Whew! That will make this much easier on my ankles.

We were also introduced to our lead bike, who would ride just ahead of the leader, showing the way.

There was a quick, "Three, two, one," and we all shuffled off down the trail. No one seemed to want to run in front. I figured now would be my one and only chance in my lifetime to run with the lead bike, even if it was just until the first turn, so I took off after him.

It took less than a mile to realize what a luxury this bike lead was. I didn't have to search for pink tape. I could do what I loved to do, put one foot in front of the other and just run. I felt like I was cheating. I had someone at my every whim. He waited at every turn. If I slowed, he slowed. If I had to go to the bathroom, he......

Oh no. what do I do with this lead bike now that I have to poop?

That's right. Three miles in I had to poop. Normally I would just sneak off in the trees and go, but what was I supposed to say to this kid? "Hey, can you wait for me while I take a dump?" just didn't seem appropriate.

I weighed my options. I didn't want to ask this young guy to wait while I pooped in the woods. The only portapotty was a few minutes off-course. My car was at the halfway point but there was no bathroom there and I certainly wasn't gonna poop in the new car.

I was out of options so I did the only thing I could. I held it for 10 miles and hoped like hell I didn't shit my tights.

Eventually, I could forget, at least for brief moments, that I had to go. Of course, I wasn't encouraged much by that fact that I knew there was no bathroom at the finish, but I figured the faster I got there, the quicker I could go so I ran, as fast as I could, getting back to my own nitty-gritty- that I'm here to give it everything I've got, even if I have to poop.

At the finish, my biker rode ahead, hopping off his bike so I would have at least one person waiting there to cheer. There was no big finish, just the two of us and my time written down on a piece of paper. That was okay by me. I got to race, with a lead biker as an added bonus. I got my nitty-gritty (and I finally got to go find a bathroom).

Race hard. Race simple.
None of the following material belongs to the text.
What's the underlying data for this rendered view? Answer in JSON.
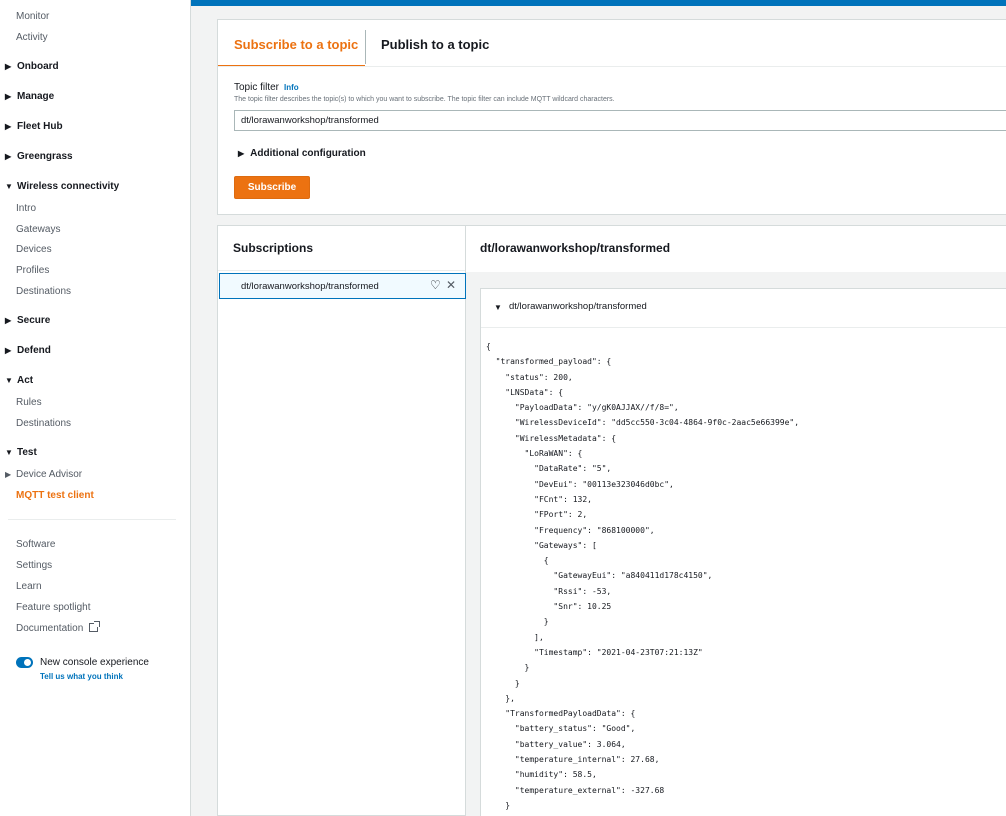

Try not to shit your pants.

Friday, November 1, 2013

Helloween Shenanigans

At the risk of appearing like a total pansy, I'm going to admit I chose my Halloween costume this year based on staying warm. Last's years Bonnie and Clyde get-up was fun, but I froze my ass off.  Robin Hood seemed like a much warmer option. Of course, then it was so warm for the Halloween Hellside race that Big E got to really let it all hang out in his trucker costume.
Should I be worried at how well he embraced this costume?
 Oh well, at least I was warm for the race and shenanigans that followed. Pumpkin smashing, pie smashing, beer can smashing, a little forking around....
 Yes, that is the race director dressed as a flag. At some point he was also a donkey but I'll spare you the creepy pictures. All in all, a fun day filled with shenanigans, adult beverages masquerading as full meals

and lots of good friends.
Every one wants a little trucker tongue in his ear, right?
 Although I'm not sure if Jeffro really wants to be this close of friends with Big E.....